Transition Services

Children and families experience many transitions over the years. There are three predictable transitions that occur: when children reach school age, when they near adolescence, and when they move from public high school on to independent living. Other transitions may include moving into new programs, working with new providers and agencies, and making new friends. Transitions involve change, and it is helpful for parents to be aware of those transitions and be aware of and plan for the future.

Because planning for the future of a student with a disability can and usually does arouse fear of the unknown, some parents may delay addressing these issues and stay focused on the present. However, a more beneficial approach might be to work through these fears and think about the child’s best future interest which will result in a more meaningful outcome. Regardless of the nature or severity of the child’s disability, parents will be introduced to the process of transition during the school years which will lay the foundation for the child’s future. This transition process will include many areas of planning for the future and should be understood by everyone involved every step of the way. Effective transition planning is an investment in a child’s well-being.

Legal Definition of Transition

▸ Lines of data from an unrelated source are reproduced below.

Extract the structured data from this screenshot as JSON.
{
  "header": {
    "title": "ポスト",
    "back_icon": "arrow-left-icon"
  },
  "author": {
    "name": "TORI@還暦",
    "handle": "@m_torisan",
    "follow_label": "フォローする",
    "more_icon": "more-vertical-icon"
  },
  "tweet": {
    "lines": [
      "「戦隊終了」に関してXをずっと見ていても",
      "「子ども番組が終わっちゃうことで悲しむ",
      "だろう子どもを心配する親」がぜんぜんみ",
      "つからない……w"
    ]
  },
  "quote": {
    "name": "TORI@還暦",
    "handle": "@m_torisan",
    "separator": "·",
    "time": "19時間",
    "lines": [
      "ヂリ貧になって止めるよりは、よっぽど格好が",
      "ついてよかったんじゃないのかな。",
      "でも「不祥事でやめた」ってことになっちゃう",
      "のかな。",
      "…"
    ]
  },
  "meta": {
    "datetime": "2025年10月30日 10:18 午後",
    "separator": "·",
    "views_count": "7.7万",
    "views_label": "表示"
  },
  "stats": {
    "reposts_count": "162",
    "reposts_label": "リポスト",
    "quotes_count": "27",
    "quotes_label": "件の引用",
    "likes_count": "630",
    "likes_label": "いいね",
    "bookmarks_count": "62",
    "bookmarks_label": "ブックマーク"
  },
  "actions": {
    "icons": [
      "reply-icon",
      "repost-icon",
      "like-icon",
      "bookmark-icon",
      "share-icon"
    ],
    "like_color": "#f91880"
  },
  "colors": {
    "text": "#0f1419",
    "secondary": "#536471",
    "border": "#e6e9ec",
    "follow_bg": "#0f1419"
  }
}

According to the Individuals with Disabilities Act (IDEA), transition services consist of a coordinated set of activities that is designed to be within a results-oriented process that is focused on improving academic and functional achievement to facilitate movement from school to post-secondary activities.
Legal Requirements

  • Initial transition discussion must occur no later than the ARD meeting prior to the student’s 16th birthday.
  • Student must have opportunity for input.
  • Must address student’s needs, strengths, preferences, and interests.
  • Must be based on age-appropriate transition assessments.

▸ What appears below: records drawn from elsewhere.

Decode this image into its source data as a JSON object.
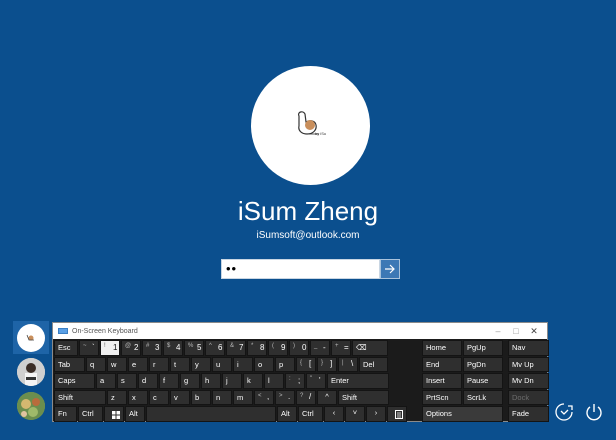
{
  "user": {
    "name": "iSum Zheng",
    "email": "iSumsoft@outlook.com",
    "password_value": "••"
  },
  "switch_users": [
    {
      "name": "user-1",
      "selected": true
    },
    {
      "name": "user-2",
      "selected": false
    },
    {
      "name": "user-3",
      "selected": false
    }
  ],
  "osk": {
    "title": "On-Screen Keyboard",
    "controls": [
      "–",
      "□",
      "✕"
    ],
    "rows": [
      [
        {
          "label": "Esc",
          "w": 25
        },
        {
          "sub": "~",
          "main": "`",
          "w": 21
        },
        {
          "sub": "!",
          "main": "1",
          "w": 21,
          "pressed": true
        },
        {
          "sub": "@",
          "main": "2",
          "w": 21
        },
        {
          "sub": "#",
          "main": "3",
          "w": 21
        },
        {
          "sub": "$",
          "main": "4",
          "w": 21
        },
        {
          "sub": "%",
          "main": "5",
          "w": 21
        },
        {
          "sub": "^",
          "main": "6",
          "w": 21
        },
        {
          "sub": "&",
          "main": "7",
          "w": 21
        },
        {
          "sub": "*",
          "main": "8",
          "w": 21
        },
        {
          "sub": "(",
          "main": "9",
          "w": 21
        },
        {
          "sub": ")",
          "main": "0",
          "w": 21
        },
        {
          "sub": "_",
          "main": "-",
          "w": 21
        },
        {
          "sub": "+",
          "main": "=",
          "w": 21
        },
        {
          "label": "⌫",
          "w": 37
        }
      ],
      [
        {
          "label": "Tab",
          "w": 32
        },
        {
          "label": "q",
          "w": 21
        },
        {
          "label": "w",
          "w": 21
        },
        {
          "label": "e",
          "w": 21
        },
        {
          "label": "r",
          "w": 21
        },
        {
          "label": "t",
          "w": 21
        },
        {
          "label": "y",
          "w": 21
        },
        {
          "label": "u",
          "w": 21
        },
        {
          "label": "i",
          "w": 21
        },
        {
          "label": "o",
          "w": 21
        },
        {
          "label": "p",
          "w": 21
        },
        {
          "sub": "{",
          "main": "[",
          "w": 21
        },
        {
          "sub": "}",
          "main": "]",
          "w": 21
        },
        {
          "sub": "|",
          "main": "\\",
          "w": 21
        },
        {
          "label": "Del",
          "w": 30
        }
      ],
      [
        {
          "label": "Caps",
          "w": 42
        },
        {
          "label": "a",
          "w": 21
        },
        {
          "label": "s",
          "w": 21
        },
        {
          "label": "d",
          "w": 21
        },
        {
          "label": "f",
          "w": 21
        },
        {
          "label": "g",
          "w": 21
        },
        {
          "label": "h",
          "w": 21
        },
        {
          "label": "j",
          "w": 21
        },
        {
          "label": "k",
          "w": 21
        },
        {
          "label": "l",
          "w": 21
        },
        {
          "sub": ":",
          "main": ";",
          "w": 21
        },
        {
          "sub": "\"",
          "main": "'",
          "w": 21
        },
        {
          "label": "Enter",
          "w": 63
        }
      ],
      [
        {
          "label": "Shift",
          "w": 53
        },
        {
          "label": "z",
          "w": 21
        },
        {
          "label": "x",
          "w": 21
        },
        {
          "label": "c",
          "w": 21
        },
        {
          "label": "v",
          "w": 21
        },
        {
          "label": "b",
          "w": 21
        },
        {
          "label": "n",
          "w": 21
        },
        {
          "label": "m",
          "w": 21
        },
        {
          "sub": "<",
          "main": ",",
          "w": 21
        },
        {
          "sub": ">",
          "main": ".",
          "w": 21
        },
        {
          "sub": "?",
          "main": "/",
          "w": 21
        },
        {
          "label": "^",
          "w": 21,
          "center": true
        },
        {
          "label": "Shift",
          "w": 52
        }
      ],
      [
        {
          "label": "Fn",
          "w": 24
        },
        {
          "label": "Ctrl",
          "w": 26
        },
        {
          "label": "win-icon",
          "w": 21,
          "icon": true
        },
        {
          "label": "Alt",
          "w": 21
        },
        {
          "label": "",
          "w": 131
        },
        {
          "label": "Alt",
          "w": 21
        },
        {
          "label": "Ctrl",
          "w": 26
        },
        {
          "label": "‹",
          "w": 21,
          "center": true
        },
        {
          "label": "˅",
          "w": 21,
          "center": true
        },
        {
          "label": "›",
          "w": 21,
          "center": true
        },
        {
          "label": "menu-icon",
          "w": 21,
          "icon": true
        }
      ]
    ],
    "nav_keys": [
      [
        "Home",
        "PgUp",
        "Nav"
      ],
      [
        "End",
        "PgDn",
        "Mv Up"
      ],
      [
        "Insert",
        "Pause",
        "Mv Dn"
      ],
      [
        "PrtScn",
        "ScrLk",
        "Dock"
      ],
      [
        "Options",
        "",
        "Fade"
      ]
    ]
  },
  "system": {
    "ease_of_access": "ease-of-access-icon",
    "power": "power-icon"
  }
}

Transition and the IEP

Information obtained during the transition planning process will set the focus for what should be considered and integrated in the development of the student’s IEP. Issues that must be addressed include:

  • Instruction
  • Post-secondary Education/ Vocational Options
  • Employment
  • Daily/Independent living, if needed
  • Community Experiences/Recreation and Leisure
  • Appropriate circumstances for referring a student/parent to a governmental agency for services
  • Functional vocational evaluation, if needed

It is important to know that not all students with disabilities will need to receive all of these services.
Last modified: Monday, August 6, 2012, 11:24 AM